Nonsense About Planning

by | 22nd, September 2011

YOU knew it was coming: as soon as someone suggests that perhaps having only 2% of England covered with houses we might make 3% of the country so covered….to bring down house prices, provide everyone with a garden, that sort of thing….those who already have large houses with large gardens will complain.

You know, the “concreting over of the countryside”, the National Trust on the march, all that. My problem with these people is not just that I don’t believe some of their arguments: I don’t believe that they’re stupid enough to believe their own:

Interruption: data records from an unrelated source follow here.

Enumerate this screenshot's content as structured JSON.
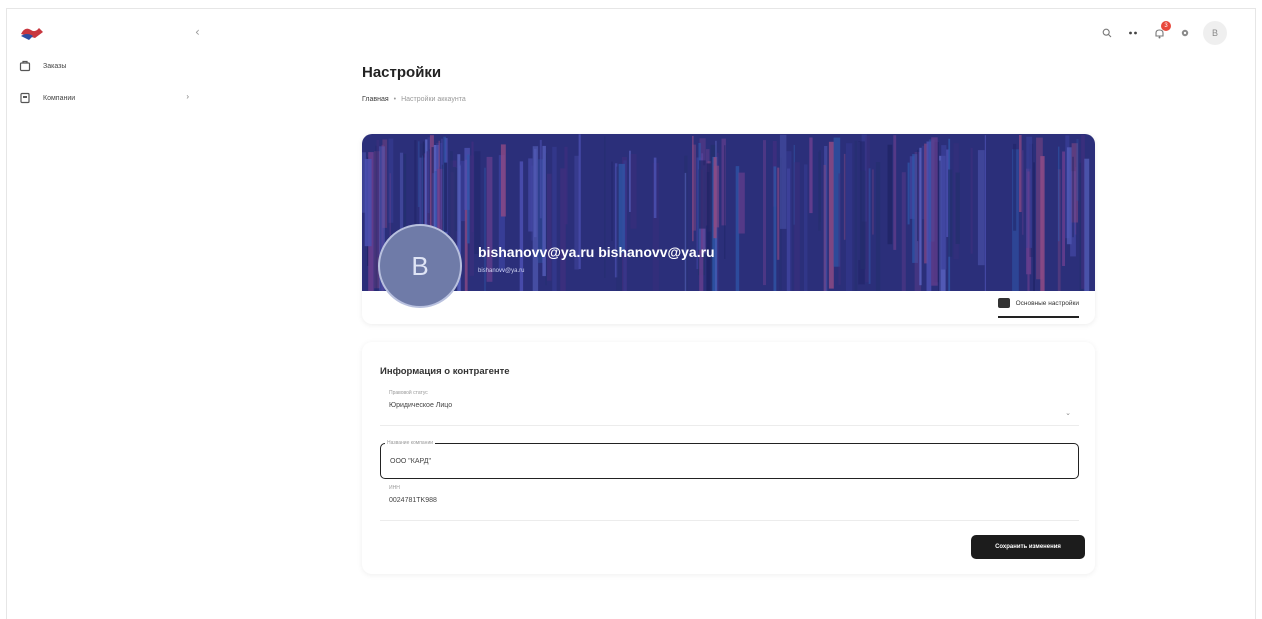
{
  "sidebar": {
    "collapse_glyph": "‹",
    "items": [
      {
        "label": "Заказы",
        "icon": "orders-icon"
      },
      {
        "label": "Компании",
        "icon": "companies-icon",
        "chevron": "›"
      }
    ]
  },
  "topbar": {
    "badge": "3",
    "avatar_initial": "B"
  },
  "page": {
    "title": "Настройки",
    "breadcrumb": {
      "home": "Главная",
      "separator": "•",
      "current": "Настройки аккаунта"
    }
  },
  "profile": {
    "initial": "B",
    "name": "bishanovv@ya.ru bishanovv@ya.ru",
    "email": "bishanovv@ya.ru",
    "tab_label": "Основные настройки"
  },
  "form": {
    "title": "Информация о контрагенте",
    "legal_status_label": "Правовой статус",
    "legal_status_value": "Юридическое Лицо",
    "company_label": "Название компании",
    "company_value": "ООО \"КАРД\"",
    "inn_label": "ИНН",
    "inn_value": "0024781TK988",
    "save_label": "Сохранить изменения"
  },
  "colors": {
    "cover": "#2b2f7a",
    "accent_dark": "#1c1c1c",
    "badge": "#e8473b"
  }
}
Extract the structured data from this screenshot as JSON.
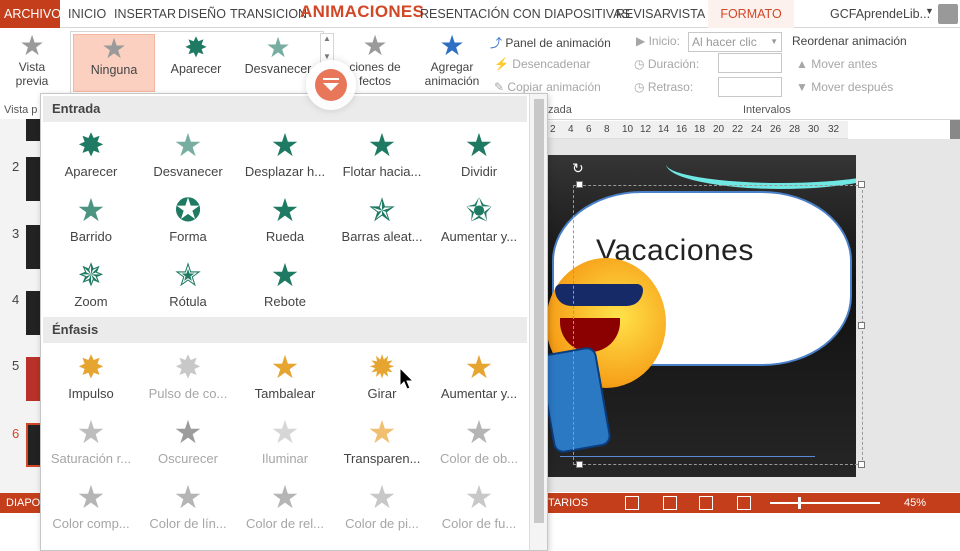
{
  "tabs": {
    "file": "ARCHIVO",
    "home": "INICIO",
    "insert": "INSERTAR",
    "design": "DISEÑO",
    "transitions": "TRANSICION",
    "animations": "ANIMACIONES",
    "slideshow": "RESENTACIÓN CON DIAPOSITIVAS",
    "review": "REVISAR",
    "view": "VISTA",
    "format": "FORMATO",
    "user": "GCFAprendeLib..."
  },
  "ribbon": {
    "preview_label": "Vista",
    "preview_sub": "previa",
    "preview_group": "Vista p",
    "gallery": [
      {
        "label": "Ninguna",
        "icon": "star-gray",
        "selected": true
      },
      {
        "label": "Aparecer",
        "icon": "star-green"
      },
      {
        "label": "Desvanecer",
        "icon": "star-green"
      }
    ],
    "effect_options_1": "ciones de",
    "effect_options_2": "fectos",
    "add_animation_1": "Agregar",
    "add_animation_2": "animación",
    "animation_pane": "Panel de animación",
    "trigger": "Desencadenar",
    "copy_animation": "Copiar animación",
    "group_advanced": "zada",
    "start_label": "Inicio:",
    "start_value": "Al hacer clic",
    "duration_label": "Duración:",
    "delay_label": "Retraso:",
    "group_timing": "Intervalos",
    "reorder": "Reordenar animación",
    "move_earlier": "Mover antes",
    "move_later": "Mover después"
  },
  "ruler": {
    "ticks": [
      "2",
      "4",
      "6",
      "8",
      "10",
      "12",
      "14",
      "16",
      "18",
      "20",
      "22",
      "24",
      "26",
      "28",
      "30",
      "32"
    ]
  },
  "thumbs": {
    "numbers": [
      "2",
      "3",
      "4",
      "5",
      "6"
    ]
  },
  "slide": {
    "title": "Vacaciones"
  },
  "status": {
    "left": "DIAPO",
    "notes": "NTARIOS",
    "zoom": "45%"
  },
  "dropdown": {
    "entrada_title": "Entrada",
    "enfasis_title": "Énfasis",
    "entrada": [
      {
        "label": "Aparecer",
        "icon": "star-burst-green"
      },
      {
        "label": "Desvanecer",
        "icon": "star-fade-green"
      },
      {
        "label": "Desplazar h...",
        "icon": "star-arrow-green"
      },
      {
        "label": "Flotar hacia...",
        "icon": "star-up-green"
      },
      {
        "label": "Dividir",
        "icon": "star-split-green"
      },
      {
        "label": "Barrido",
        "icon": "star-wipe-green"
      },
      {
        "label": "Forma",
        "icon": "star-shape-green"
      },
      {
        "label": "Rueda",
        "icon": "star-wheel-green"
      },
      {
        "label": "Barras aleat...",
        "icon": "star-bars-green"
      },
      {
        "label": "Aumentar y...",
        "icon": "star-grow-green"
      },
      {
        "label": "Zoom",
        "icon": "star-zoom-green"
      },
      {
        "label": "Rótula",
        "icon": "star-swivel-green"
      },
      {
        "label": "Rebote",
        "icon": "star-bounce-green"
      }
    ],
    "enfasis": [
      {
        "label": "Impulso",
        "icon": "star-pulse-gold",
        "disabled": false
      },
      {
        "label": "Pulso de co...",
        "icon": "star-color-pulse-gray",
        "disabled": true
      },
      {
        "label": "Tambalear",
        "icon": "star-teeter-gold",
        "disabled": false
      },
      {
        "label": "Girar",
        "icon": "star-spin-gold",
        "disabled": false
      },
      {
        "label": "Aumentar y...",
        "icon": "star-grow-gold",
        "disabled": false
      },
      {
        "label": "Saturación r...",
        "icon": "star-desaturate-gray",
        "disabled": true
      },
      {
        "label": "Oscurecer",
        "icon": "star-darken-gray",
        "disabled": true
      },
      {
        "label": "Iluminar",
        "icon": "star-lighten-gray",
        "disabled": true
      },
      {
        "label": "Transparen...",
        "icon": "star-transparency-gold",
        "disabled": false
      },
      {
        "label": "Color de ob...",
        "icon": "star-object-color-gray",
        "disabled": true
      },
      {
        "label": "Color comp...",
        "icon": "star-complementary-gray",
        "disabled": true
      },
      {
        "label": "Color de lín...",
        "icon": "star-line-color-gray",
        "disabled": true
      },
      {
        "label": "Color de rel...",
        "icon": "star-fill-color-gray",
        "disabled": true
      },
      {
        "label": "Color de pi...",
        "icon": "star-brush-color-gray",
        "disabled": true
      },
      {
        "label": "Color de fu...",
        "icon": "star-font-color-gray",
        "disabled": true
      }
    ]
  },
  "colors": {
    "accent": "#D24726",
    "file_tab": "#C43E1C",
    "green_star": "#1F7A63",
    "gold_star": "#E6A530"
  }
}
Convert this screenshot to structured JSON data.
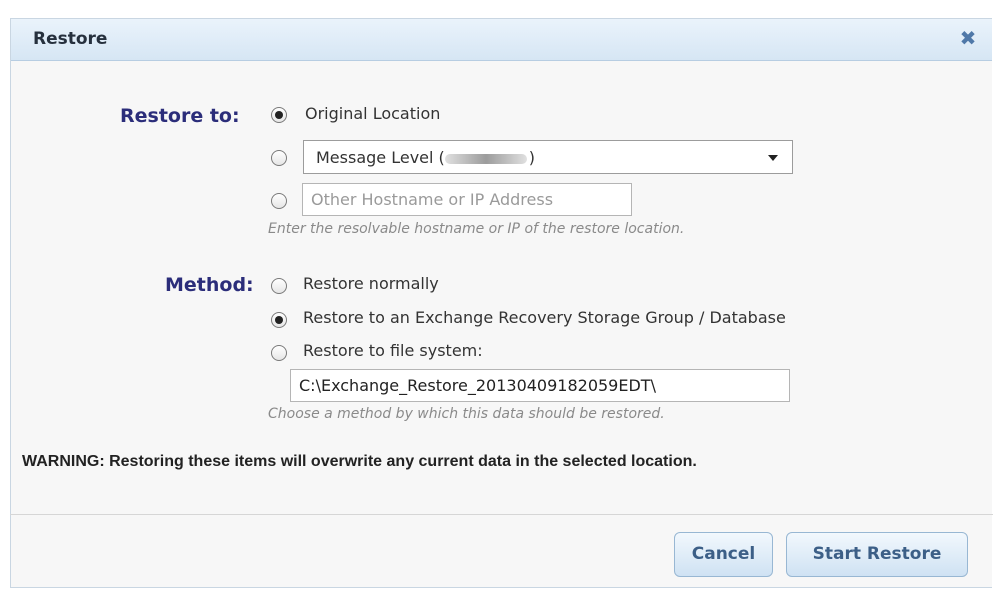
{
  "dialog": {
    "title": "Restore",
    "close_symbol": "✖",
    "close_icon": "close-icon"
  },
  "restore_to": {
    "label": "Restore to:",
    "options": {
      "original": {
        "label": "Original Location",
        "checked": true
      },
      "message_level": {
        "label_prefix": "Message Level (",
        "label_suffix": ")",
        "checked": false
      },
      "other_host": {
        "placeholder": "Other Hostname or IP Address",
        "checked": false
      }
    },
    "hint": "Enter the resolvable hostname or IP of the restore location."
  },
  "method": {
    "label": "Method:",
    "options": {
      "normal": {
        "label": "Restore normally",
        "checked": false
      },
      "recovery_group": {
        "label": "Restore to an Exchange Recovery Storage Group / Database",
        "checked": true
      },
      "file_system": {
        "label": "Restore to file system:",
        "checked": false
      }
    },
    "file_path": "C:\\Exchange_Restore_20130409182059EDT\\",
    "hint": "Choose a method by which this data should be restored."
  },
  "warning": "WARNING: Restoring these items will overwrite any current data in the selected location.",
  "buttons": {
    "cancel": "Cancel",
    "start": "Start Restore"
  }
}
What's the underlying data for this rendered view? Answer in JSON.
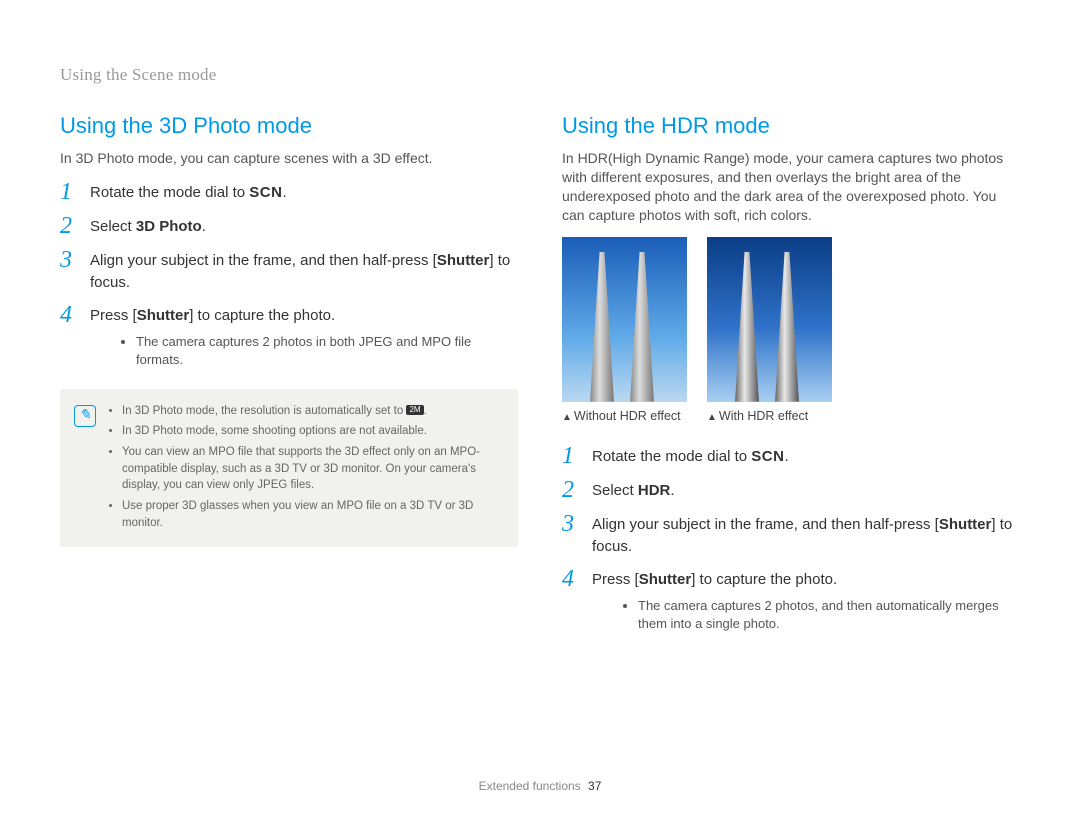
{
  "header": "Using the Scene mode",
  "left": {
    "title": "Using the 3D Photo mode",
    "intro": "In 3D Photo mode, you can capture scenes with a 3D effect.",
    "steps": {
      "s1_a": "Rotate the mode dial to ",
      "s1_scn": "SCN",
      "s1_b": ".",
      "s2_a": "Select ",
      "s2_bold": "3D Photo",
      "s2_b": ".",
      "s3_a": "Align your subject in the frame, and then half-press [",
      "s3_bold": "Shutter",
      "s3_b": "] to focus.",
      "s4_a": "Press [",
      "s4_bold": "Shutter",
      "s4_b": "] to capture the photo.",
      "s4_bullet": "The camera captures 2 photos in both JPEG and MPO file formats."
    },
    "notes": {
      "n1_a": "In 3D Photo mode, the resolution is automatically set to ",
      "n1_chip": "2M",
      "n1_b": ".",
      "n2": "In 3D Photo mode, some shooting options are not available.",
      "n3": "You can view an MPO file that supports the 3D effect only on an MPO-compatible display, such as a 3D TV or 3D monitor. On your camera's display, you can view only JPEG files.",
      "n4": "Use proper 3D glasses when you view an MPO file on a 3D TV or 3D monitor."
    }
  },
  "right": {
    "title": "Using the HDR mode",
    "intro": "In HDR(High Dynamic Range) mode, your camera captures two photos with different exposures, and then overlays the bright area of the underexposed photo and the dark area of the overexposed photo. You can capture photos with soft, rich colors.",
    "caption1": "Without HDR effect",
    "caption2": "With HDR effect",
    "steps": {
      "s1_a": "Rotate the mode dial to ",
      "s1_scn": "SCN",
      "s1_b": ".",
      "s2_a": "Select ",
      "s2_bold": "HDR",
      "s2_b": ".",
      "s3_a": "Align your subject in the frame, and then half-press [",
      "s3_bold": "Shutter",
      "s3_b": "] to focus.",
      "s4_a": "Press [",
      "s4_bold": "Shutter",
      "s4_b": "] to capture the photo.",
      "s4_bullet": "The camera captures 2 photos, and then automatically merges them into a single photo."
    }
  },
  "footer": {
    "section": "Extended functions",
    "page": "37"
  },
  "nums": {
    "n1": "1",
    "n2": "2",
    "n3": "3",
    "n4": "4"
  }
}
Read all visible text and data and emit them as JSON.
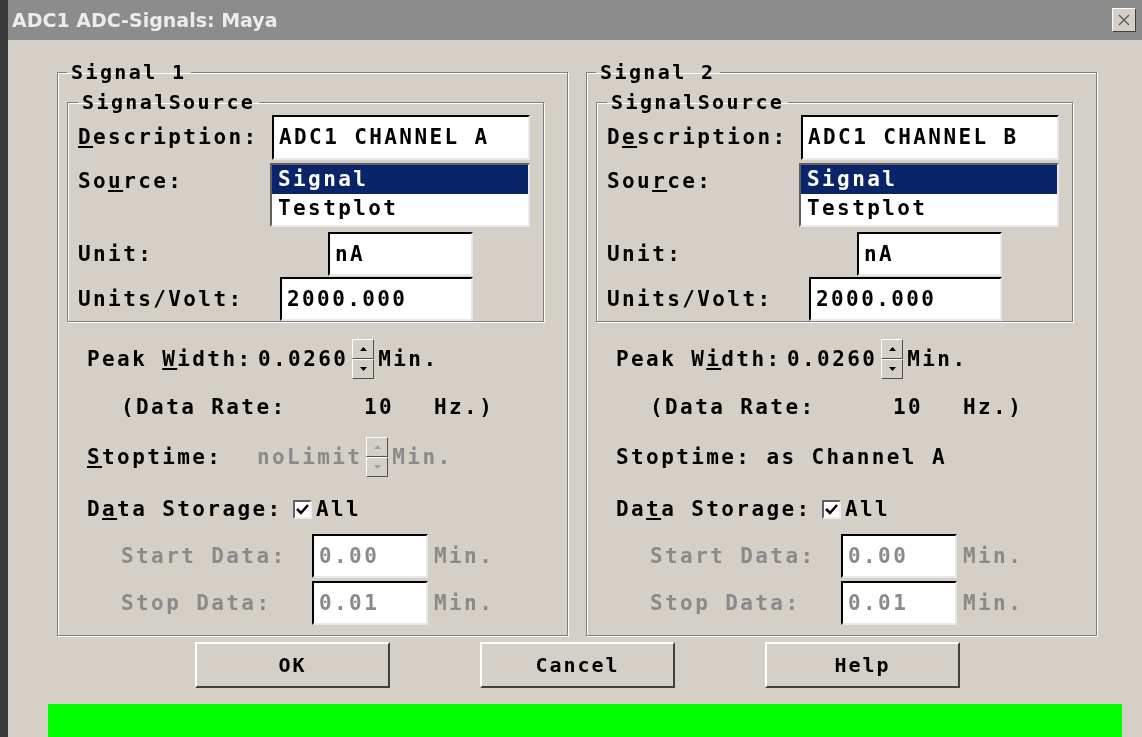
{
  "window": {
    "title": "ADC1 ADC-Signals: Maya"
  },
  "signals": [
    {
      "title": "Signal 1",
      "source_group": {
        "title": "SignalSource",
        "description": {
          "label": {
            "key": "D",
            "after": "escription:"
          },
          "value": "ADC1 CHANNEL A"
        },
        "source": {
          "label": {
            "before": "So",
            "key": "u",
            "after": "rce:"
          },
          "options": [
            {
              "label": "Signal",
              "selected": true
            },
            {
              "label": "Testplot",
              "selected": false
            }
          ]
        },
        "unit": {
          "label": "Unit:",
          "value": "nA"
        },
        "units_per_volt": {
          "label": "Units/Volt:",
          "value": "2000.000"
        }
      },
      "peak_width": {
        "label": {
          "before": "Peak ",
          "key": "W",
          "after": "idth:"
        },
        "value": "0.0260",
        "unit": "Min."
      },
      "data_rate": {
        "label": "(Data Rate:",
        "value": "10",
        "unit": "Hz.)"
      },
      "stoptime": {
        "kind": "spinner",
        "label": {
          "key": "S",
          "after": "toptime:"
        },
        "value": "noLimit",
        "unit": "Min.",
        "disabled": true
      },
      "data_storage": {
        "label": {
          "before": "D",
          "key": "a",
          "after": "ta Storage:"
        },
        "checkbox": {
          "label": "All",
          "checked": true
        }
      },
      "start_data": {
        "label": "Start Data:",
        "value": "0.00",
        "unit": "Min.",
        "disabled": true
      },
      "stop_data": {
        "label": "Stop Data:",
        "value": "0.01",
        "unit": "Min.",
        "disabled": true
      }
    },
    {
      "title": "Signal 2",
      "source_group": {
        "title": "SignalSource",
        "description": {
          "label": {
            "before": "D",
            "key": "e",
            "after": "scription:"
          },
          "value": "ADC1 CHANNEL B"
        },
        "source": {
          "label": {
            "before": "Sou",
            "key": "r",
            "after": "ce:"
          },
          "options": [
            {
              "label": "Signal",
              "selected": true
            },
            {
              "label": "Testplot",
              "selected": false
            }
          ]
        },
        "unit": {
          "label": "Unit:",
          "value": "nA"
        },
        "units_per_volt": {
          "label": "Units/Volt:",
          "value": "2000.000"
        }
      },
      "peak_width": {
        "label": {
          "before": "Peak W",
          "key": "i",
          "after": "dth:"
        },
        "value": "0.0260",
        "unit": "Min."
      },
      "data_rate": {
        "label": "(Data Rate:",
        "value": "10",
        "unit": "Hz.)"
      },
      "stoptime": {
        "kind": "text",
        "label": "Stoptime: as Channel A"
      },
      "data_storage": {
        "label": {
          "before": "Da",
          "key": "t",
          "after": "a Storage:"
        },
        "checkbox": {
          "label": "All",
          "checked": true
        }
      },
      "start_data": {
        "label": "Start Data:",
        "value": "0.00",
        "unit": "Min.",
        "disabled": true
      },
      "stop_data": {
        "label": "Stop Data:",
        "value": "0.01",
        "unit": "Min.",
        "disabled": true
      }
    }
  ],
  "buttons": [
    {
      "label": "OK"
    },
    {
      "label": "Cancel"
    },
    {
      "label": "Help"
    }
  ]
}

That policy exceeded all expectations, with up to 80 per cent of new homes constructed on such “brownfield land” in recent years – up from 55 per cent in 1989. Between 1995 and 2007, 117 square miles of it were developed for housing; had this been on “greenfield land” instead, an area of open countryside more than six times the size of Southampton would have been swallowed up.

117 square miles “saved” eh? Out of the 50,000 that make up the country. That’s an entire 0.2% of the country so saved over a  12 year time period. Why, it would take us over a century to build so many houses on so much green field land that we’d have only 96% of it that wasn’t housing! Appalling is it not?

What else was it that happened in that 12 year period? Ah, yes, that was the ever soaring cost of housing, wasn’t it? The largest real (as opposed to not counting inflation) price rise ever in our history in fact, a price rise which has left the average bloke without rich grandparents entirely incapable of ever purchasing the roof above his own head.

These people are touting this as a successful policy? Jeebus, wonder what they’d recommend if they really wanted to screw us over?

Look, housing is really, really simple. It costs a bloody fortune. The largest part of the cost, at least in the South where people want to live, is not the land it sits upon and it’s most certainly not the cost of building the actual house. No, the largest cost is the planning permission, the little piece of paper that says you’re allowed to build a house on that piece of land there.

So, issue more pieces of paper and the price of housing will come down. The really just isn’t rocket science you know?



Posted: 22nd, September 2011 | In: Money Comment (1) | Follow the Comments on our RSS feed: RSS 2.0 | TrackBack | Permalink